== Segment start ==
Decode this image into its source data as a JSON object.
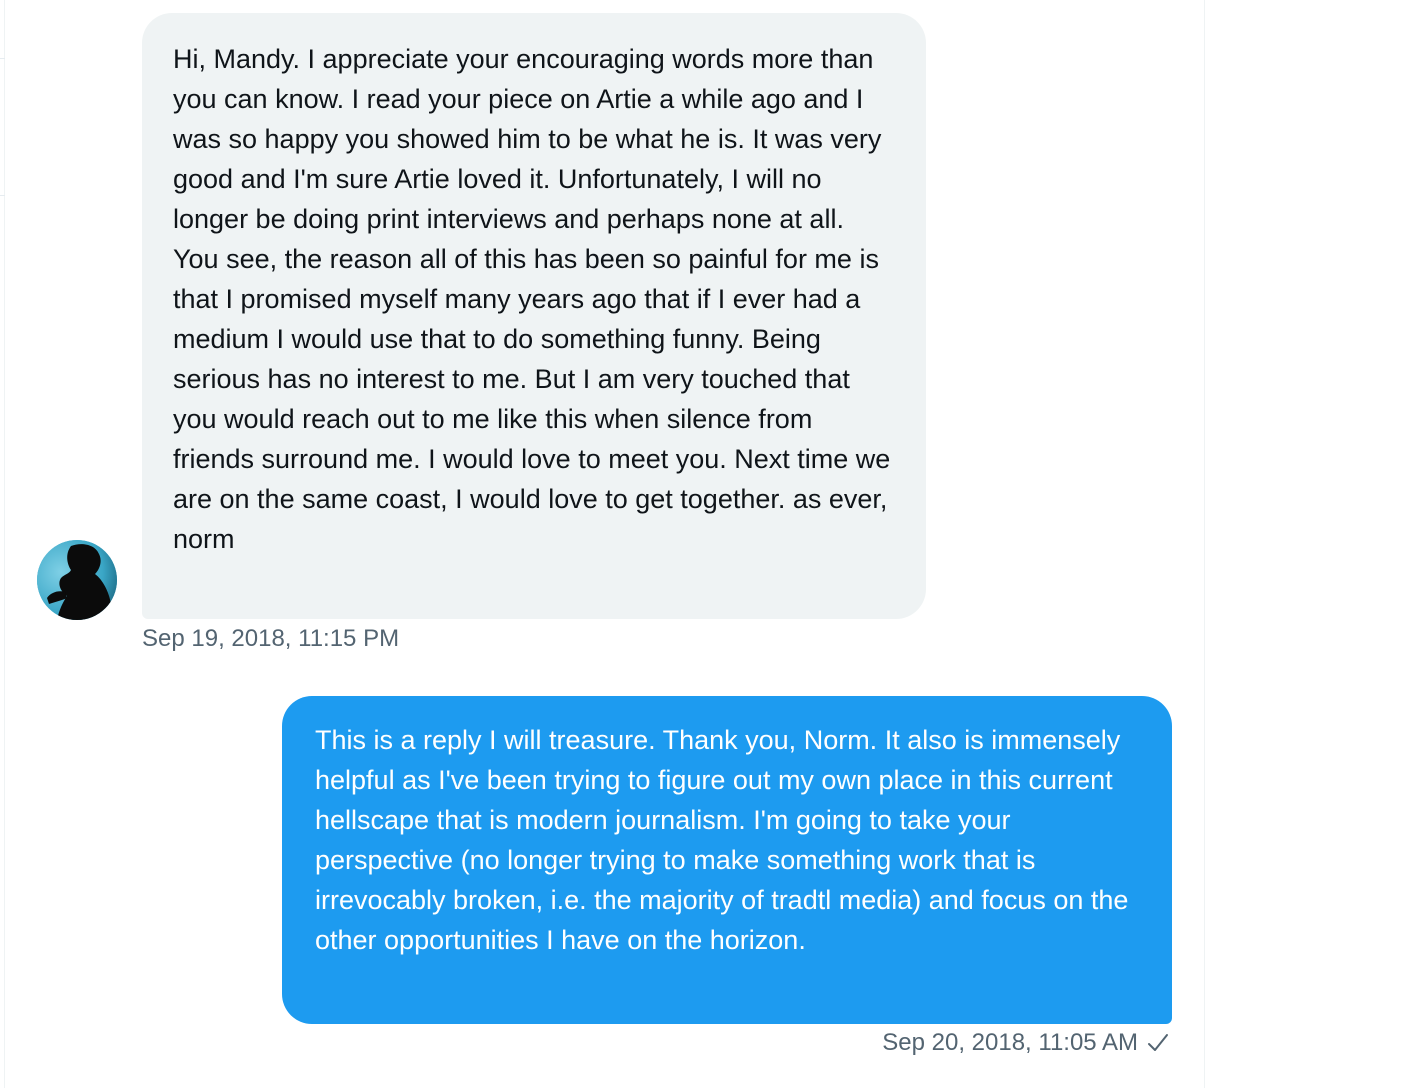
{
  "conversation": {
    "messages": [
      {
        "direction": "received",
        "text": "Hi, Mandy. I appreciate your encouraging words more than you can know. I read your piece on Artie a while ago and I was so happy you showed him to be what he is. It was very good and I'm sure Artie loved it. Unfortunately, I will no longer be doing print interviews and perhaps none at all. You see, the reason all of this has been so painful for me is that I promised myself many years ago that if I ever had a medium I would use that to do something funny. Being serious has no interest to me. But I am very touched that you would reach out to me like this when silence from friends surround me. I would love to meet you. Next time we are on the same coast, I would love to get together. as ever, norm",
        "timestamp": "Sep 19, 2018, 11:15 PM"
      },
      {
        "direction": "sent",
        "text": "This is a reply I will treasure. Thank you, Norm. It also is immensely helpful as I've been trying to figure out my own place in this current hellscape that is modern journalism. I'm going to take your perspective (no longer trying to make something work that is irrevocably broken, i.e. the majority of tradtl media) and focus on the other opportunities I have on the horizon.",
        "timestamp": "Sep 20, 2018, 11:05 AM",
        "status_icon": "check-icon"
      }
    ]
  },
  "colors": {
    "received_bubble": "#eff3f4",
    "sent_bubble": "#1d9bf0",
    "timestamp": "#536471",
    "text_dark": "#0f1419"
  }
}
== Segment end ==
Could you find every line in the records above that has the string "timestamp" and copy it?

■ **Response to this exercise**:
        "timestamp": "Sep 19, 2018, 11:15 PM"
        "timestamp": "Sep 20, 2018, 11:05 AM",
    "timestamp": "#536471",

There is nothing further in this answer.